DATASET EXCERPTS:

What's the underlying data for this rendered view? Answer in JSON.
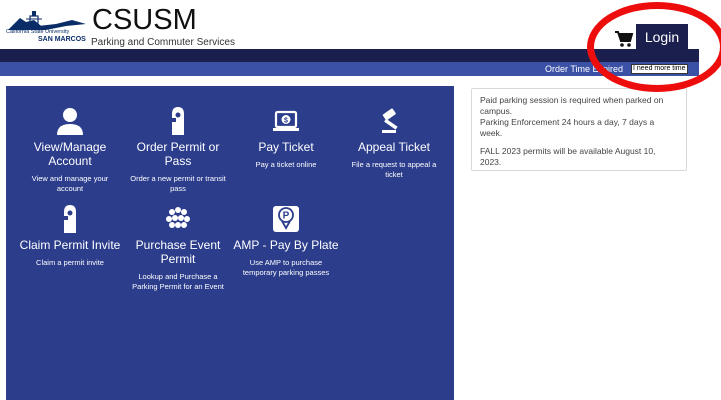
{
  "header": {
    "logo_text_top": "California State University",
    "logo_text_bottom": "SAN MARCOS",
    "title": "CSUSM",
    "subtitle": "Parking and Commuter Services",
    "login_label": "Login",
    "cart_icon": "shopping-cart-icon"
  },
  "session": {
    "order_time_label": "Order Time Expired",
    "more_time_label": "I need more time"
  },
  "tiles": [
    {
      "title": "View/Manage Account",
      "desc": "View and manage your account",
      "icon": "user-icon"
    },
    {
      "title": "Order Permit or Pass",
      "desc": "Order a new permit or transit pass",
      "icon": "hang-tag-icon"
    },
    {
      "title": "Pay Ticket",
      "desc": "Pay a ticket online",
      "icon": "laptop-dollar-icon"
    },
    {
      "title": "Appeal Ticket",
      "desc": "File a request to appeal a ticket",
      "icon": "gavel-icon"
    },
    {
      "title": "Claim Permit Invite",
      "desc": "Claim a permit invite",
      "icon": "hang-tag-icon"
    },
    {
      "title": "Purchase Event Permit",
      "desc": "Lookup and Purchase a Parking Permit for an Event",
      "icon": "crowd-icon"
    },
    {
      "title": "AMP - Pay By Plate",
      "desc": "Use AMP to purchase temporary parking passes",
      "icon": "parking-pin-icon"
    }
  ],
  "info": {
    "line1": "Paid parking session is required when parked on campus.",
    "line2": "Parking Enforcement 24 hours a day, 7 days a week.",
    "line3": "FALL 2023 permits will be available August 10, 2023."
  },
  "colors": {
    "panel": "#2c3d8c",
    "navbar_dark": "#1a1f4e",
    "navbar_blue": "#3a51a6",
    "annotation": "#ee0d0d"
  }
}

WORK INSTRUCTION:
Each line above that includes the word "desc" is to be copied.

ANSWER:
      "desc": "View and manage your account",
      "desc": "Order a new permit or transit pass",
      "desc": "Pay a ticket online",
      "desc": "File a request to appeal a ticket",
      "desc": "Claim a permit invite",
      "desc": "Lookup and Purchase a Parking Permit for an Event",
      "desc": "Use AMP to purchase temporary parking passes",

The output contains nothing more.